Exercise goal: Could you give the records below again exactly, without the pictures?
Excerpted data START
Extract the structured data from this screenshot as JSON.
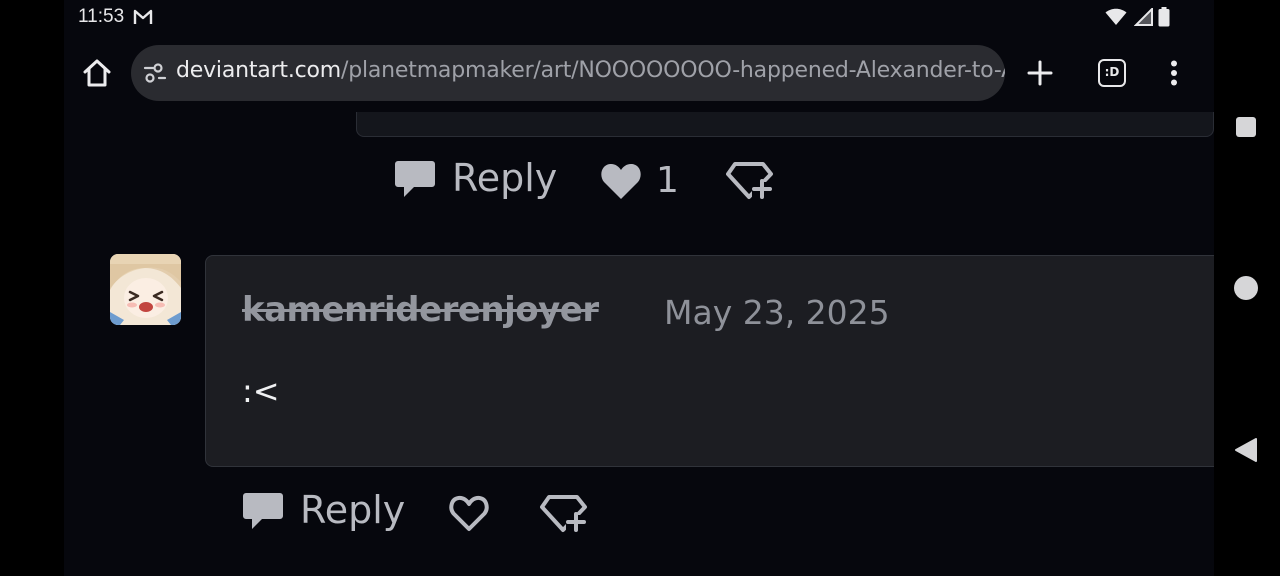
{
  "status_bar": {
    "time": "11:53",
    "icons": [
      "gmail-icon",
      "wifi-icon",
      "signal-icon",
      "battery-icon"
    ]
  },
  "browser": {
    "url_host": "deviantart.com",
    "url_path": "/planetmapmaker/art/NOOOOOOOO-happened-Alexander-to-Ale",
    "tab_switcher_label": ":D",
    "icons": [
      "home-icon",
      "site-info-icon",
      "plus-icon",
      "more-vert-icon"
    ]
  },
  "previous_comment": {
    "reply_label": "Reply",
    "like_count": "1"
  },
  "comment": {
    "author": "kamenriderenjoyer",
    "date": "May 23, 2025",
    "body": ":<",
    "reply_label": "Reply"
  },
  "colors": {
    "background": "#06070d",
    "card": "#1c1d22",
    "muted_text": "#b8bac1",
    "urlbar": "#2a2b30"
  }
}
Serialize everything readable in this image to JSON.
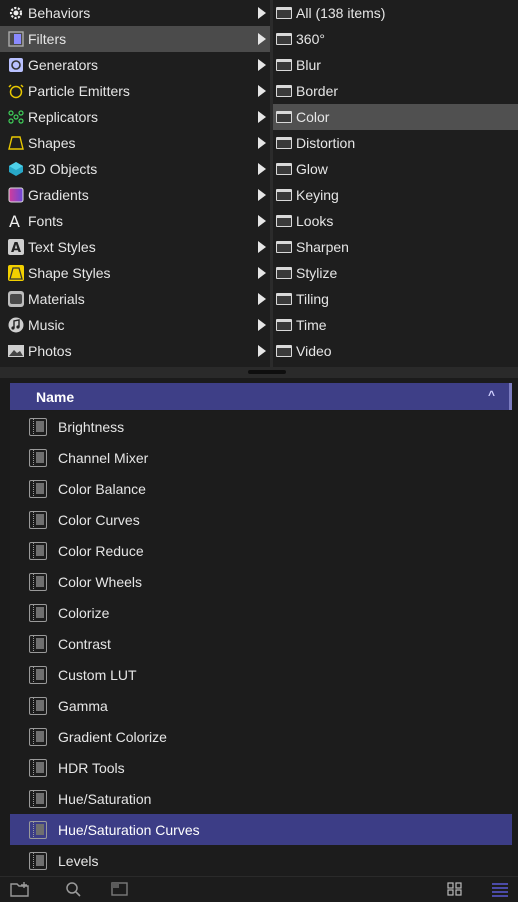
{
  "categories": [
    {
      "label": "Behaviors",
      "icon": "gear-icon"
    },
    {
      "label": "Filters",
      "icon": "filmstrip-icon",
      "selected": true
    },
    {
      "label": "Generators",
      "icon": "generator-icon"
    },
    {
      "label": "Particle Emitters",
      "icon": "alarm-clock-icon"
    },
    {
      "label": "Replicators",
      "icon": "replicator-dots-icon"
    },
    {
      "label": "Shapes",
      "icon": "shape-outline-icon"
    },
    {
      "label": "3D Objects",
      "icon": "cube-icon"
    },
    {
      "label": "Gradients",
      "icon": "gradient-icon"
    },
    {
      "label": "Fonts",
      "icon": "font-a-icon"
    },
    {
      "label": "Text Styles",
      "icon": "text-style-a-icon"
    },
    {
      "label": "Shape Styles",
      "icon": "shape-style-icon"
    },
    {
      "label": "Materials",
      "icon": "materials-icon"
    },
    {
      "label": "Music",
      "icon": "music-note-icon"
    },
    {
      "label": "Photos",
      "icon": "photo-icon"
    }
  ],
  "subcategories": [
    {
      "label": "All (138 items)"
    },
    {
      "label": "360°"
    },
    {
      "label": "Blur"
    },
    {
      "label": "Border"
    },
    {
      "label": "Color",
      "selected": true
    },
    {
      "label": "Distortion"
    },
    {
      "label": "Glow"
    },
    {
      "label": "Keying"
    },
    {
      "label": "Looks"
    },
    {
      "label": "Sharpen"
    },
    {
      "label": "Stylize"
    },
    {
      "label": "Tiling"
    },
    {
      "label": "Time"
    },
    {
      "label": "Video"
    }
  ],
  "list": {
    "header": "Name",
    "sort_indicator": "^",
    "items": [
      {
        "label": "Brightness"
      },
      {
        "label": "Channel Mixer"
      },
      {
        "label": "Color Balance"
      },
      {
        "label": "Color Curves"
      },
      {
        "label": "Color Reduce"
      },
      {
        "label": "Color Wheels"
      },
      {
        "label": "Colorize"
      },
      {
        "label": "Contrast"
      },
      {
        "label": "Custom LUT"
      },
      {
        "label": "Gamma"
      },
      {
        "label": "Gradient Colorize"
      },
      {
        "label": "HDR Tools"
      },
      {
        "label": "Hue/Saturation"
      },
      {
        "label": "Hue/Saturation Curves",
        "selected": true
      },
      {
        "label": "Levels"
      }
    ]
  },
  "colors": {
    "selection": "#3c3d86",
    "accent": "#5b5bd6"
  },
  "toolbar": {
    "icons": [
      "new-folder-icon",
      "search-icon",
      "preview-icon",
      "grid-view-icon",
      "list-view-icon"
    ]
  }
}
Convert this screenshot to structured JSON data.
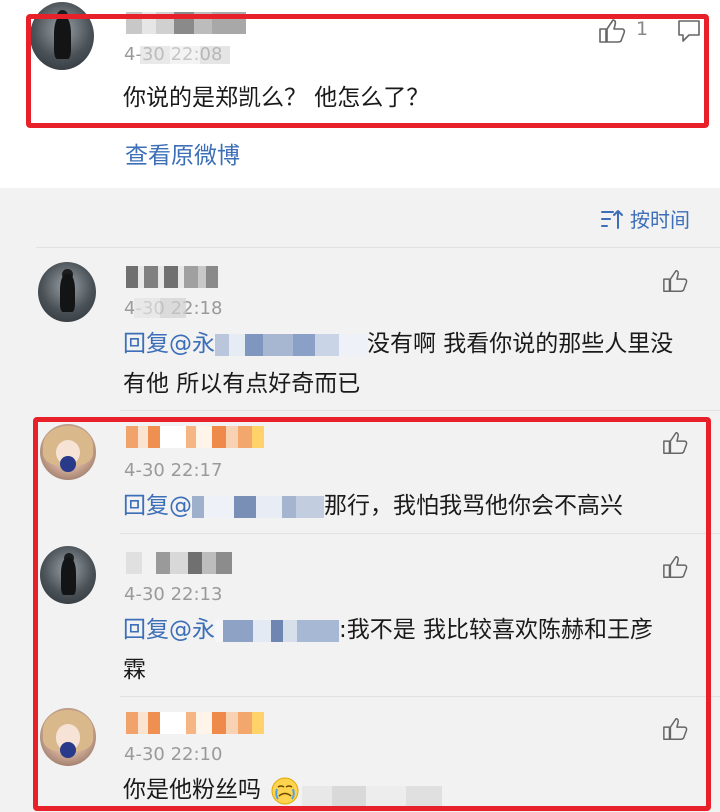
{
  "original": {
    "timestamp": "4-30 22:08",
    "like_count": "1",
    "text": "你说的是郑凯么？  他怎么了？",
    "view_original_label": "查看原微博"
  },
  "sort_label": "按时间",
  "comments": [
    {
      "timestamp": "4-30 22:18",
      "reply_prefix": "回复@永",
      "line1_tail": "没有啊  我看你说的那些人里没",
      "line2": "有他  所以有点好奇而已"
    },
    {
      "timestamp": "4-30 22:17",
      "reply_prefix": "回复@",
      "line1_tail": "那行，我怕我骂他你会不高兴"
    },
    {
      "timestamp": "4-30 22:13",
      "reply_prefix": "回复@永",
      "line1_tail": ":我不是  我比较喜欢陈赫和王彦",
      "line2": "霖"
    },
    {
      "timestamp": "4-30 22:10",
      "text": "你是他粉丝吗"
    }
  ],
  "icons": {
    "like": "thumbs-up-icon",
    "comment": "comment-icon",
    "sort": "sort-icon",
    "emoji": "crying-emoji-icon"
  },
  "colors": {
    "highlight_border": "#e8202a",
    "link": "#3c6fb8",
    "meta": "#9a9a9a"
  }
}
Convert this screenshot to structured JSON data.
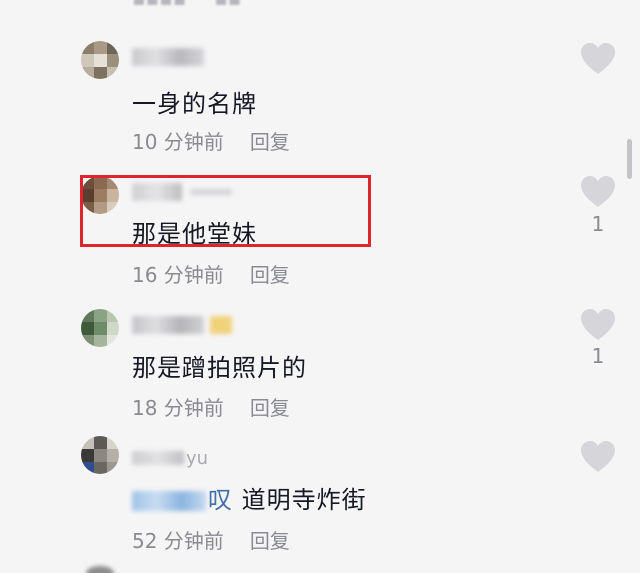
{
  "colors": {
    "background": "#f5f5f6",
    "primary_text": "#161823",
    "secondary_text": "#8a8b91",
    "highlight_border": "#e0232d",
    "mention": "#3f6fa9",
    "like_icon": "#d6d6da"
  },
  "comments": [
    {
      "text": "一身的名牌",
      "time": "10 分钟前",
      "reply_label": "回复",
      "like_count": ""
    },
    {
      "text": "那是他堂妹",
      "time": "16 分钟前",
      "reply_label": "回复",
      "like_count": "1"
    },
    {
      "text": "那是蹭拍照片的",
      "time": "18 分钟前",
      "reply_label": "回复",
      "like_count": "1"
    },
    {
      "username_tail": "yu",
      "mention_tail": "叹",
      "text": "道明寺炸街",
      "time": "52 分钟前",
      "reply_label": "回复",
      "like_count": ""
    }
  ],
  "icons": {
    "like": "heart-icon",
    "avatar": "avatar-image"
  }
}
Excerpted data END
Response below:
Extract the structured data from this screenshot as JSON.
{
  "status_bar": {
    "time": "11:53",
    "icons": [
      "gmail-icon",
      "wifi-icon",
      "signal-icon",
      "battery-icon"
    ]
  },
  "browser": {
    "url_host": "deviantart.com",
    "url_path": "/planetmapmaker/art/NOOOOOOOO-happened-Alexander-to-Ale",
    "tab_switcher_label": ":D",
    "icons": [
      "home-icon",
      "site-info-icon",
      "plus-icon",
      "more-vert-icon"
    ]
  },
  "previous_comment": {
    "reply_label": "Reply",
    "like_count": "1"
  },
  "comment": {
    "author": "kamenriderenjoyer",
    "date": "May 23, 2025",
    "body": ":<",
    "reply_label": "Reply"
  },
  "colors": {
    "background": "#06070d",
    "card": "#1c1d22",
    "muted_text": "#b8bac1",
    "urlbar": "#2a2b30"
  }
}
Serialize everything readable in this image to JSON.
{
  "categories": [
    {
      "label": "Behaviors",
      "icon": "gear-icon"
    },
    {
      "label": "Filters",
      "icon": "filmstrip-icon",
      "selected": true
    },
    {
      "label": "Generators",
      "icon": "generator-icon"
    },
    {
      "label": "Particle Emitters",
      "icon": "alarm-clock-icon"
    },
    {
      "label": "Replicators",
      "icon": "replicator-dots-icon"
    },
    {
      "label": "Shapes",
      "icon": "shape-outline-icon"
    },
    {
      "label": "3D Objects",
      "icon": "cube-icon"
    },
    {
      "label": "Gradients",
      "icon": "gradient-icon"
    },
    {
      "label": "Fonts",
      "icon": "font-a-icon"
    },
    {
      "label": "Text Styles",
      "icon": "text-style-a-icon"
    },
    {
      "label": "Shape Styles",
      "icon": "shape-style-icon"
    },
    {
      "label": "Materials",
      "icon": "materials-icon"
    },
    {
      "label": "Music",
      "icon": "music-note-icon"
    },
    {
      "label": "Photos",
      "icon": "photo-icon"
    }
  ],
  "subcategories": [
    {
      "label": "All (138 items)"
    },
    {
      "label": "360°"
    },
    {
      "label": "Blur"
    },
    {
      "label": "Border"
    },
    {
      "label": "Color",
      "selected": true
    },
    {
      "label": "Distortion"
    },
    {
      "label": "Glow"
    },
    {
      "label": "Keying"
    },
    {
      "label": "Looks"
    },
    {
      "label": "Sharpen"
    },
    {
      "label": "Stylize"
    },
    {
      "label": "Tiling"
    },
    {
      "label": "Time"
    },
    {
      "label": "Video"
    }
  ],
  "list": {
    "header": "Name",
    "sort_indicator": "^",
    "items": [
      {
        "label": "Brightness"
      },
      {
        "label": "Channel Mixer"
      },
      {
        "label": "Color Balance"
      },
      {
        "label": "Color Curves"
      },
      {
        "label": "Color Reduce"
      },
      {
        "label": "Color Wheels"
      },
      {
        "label": "Colorize"
      },
      {
        "label": "Contrast"
      },
      {
        "label": "Custom LUT"
      },
      {
        "label": "Gamma"
      },
      {
        "label": "Gradient Colorize"
      },
      {
        "label": "HDR Tools"
      },
      {
        "label": "Hue/Saturation"
      },
      {
        "label": "Hue/Saturation Curves",
        "selected": true
      },
      {
        "label": "Levels"
      }
    ]
  },
  "colors": {
    "selection": "#3c3d86",
    "accent": "#5b5bd6"
  },
  "toolbar": {
    "icons": [
      "new-folder-icon",
      "search-icon",
      "preview-icon",
      "grid-view-icon",
      "list-view-icon"
    ]
  }
}
Convert this screenshot to structured JSON data.
{
  "original": {
    "timestamp": "4-30 22:08",
    "like_count": "1",
    "text": "你说的是郑凯么？  他怎么了？",
    "view_original_label": "查看原微博"
  },
  "sort_label": "按时间",
  "comments": [
    {
      "timestamp": "4-30 22:18",
      "reply_prefix": "回复@永",
      "line1_tail": "没有啊  我看你说的那些人里没",
      "line2": "有他  所以有点好奇而已"
    },
    {
      "timestamp": "4-30 22:17",
      "reply_prefix": "回复@",
      "line1_tail": "那行，我怕我骂他你会不高兴"
    },
    {
      "timestamp": "4-30 22:13",
      "reply_prefix": "回复@永",
      "line1_tail": ":我不是  我比较喜欢陈赫和王彦",
      "line2": "霖"
    },
    {
      "timestamp": "4-30 22:10",
      "text": "你是他粉丝吗"
    }
  ],
  "icons": {
    "like": "thumbs-up-icon",
    "comment": "comment-icon",
    "sort": "sort-icon",
    "emoji": "crying-emoji-icon"
  },
  "colors": {
    "highlight_border": "#e8202a",
    "link": "#3c6fb8",
    "meta": "#9a9a9a"
  }
}
Convert this screenshot to structured JSON data.
{
  "colors": {
    "background": "#f5f5f6",
    "primary_text": "#161823",
    "secondary_text": "#8a8b91",
    "highlight_border": "#e0232d",
    "mention": "#3f6fa9",
    "like_icon": "#d6d6da"
  },
  "comments": [
    {
      "text": "一身的名牌",
      "time": "10 分钟前",
      "reply_label": "回复",
      "like_count": ""
    },
    {
      "text": "那是他堂妹",
      "time": "16 分钟前",
      "reply_label": "回复",
      "like_count": "1"
    },
    {
      "text": "那是蹭拍照片的",
      "time": "18 分钟前",
      "reply_label": "回复",
      "like_count": "1"
    },
    {
      "username_tail": "yu",
      "mention_tail": "叹",
      "text": "道明寺炸街",
      "time": "52 分钟前",
      "reply_label": "回复",
      "like_count": ""
    }
  ],
  "icons": {
    "like": "heart-icon",
    "avatar": "avatar-image"
  }
}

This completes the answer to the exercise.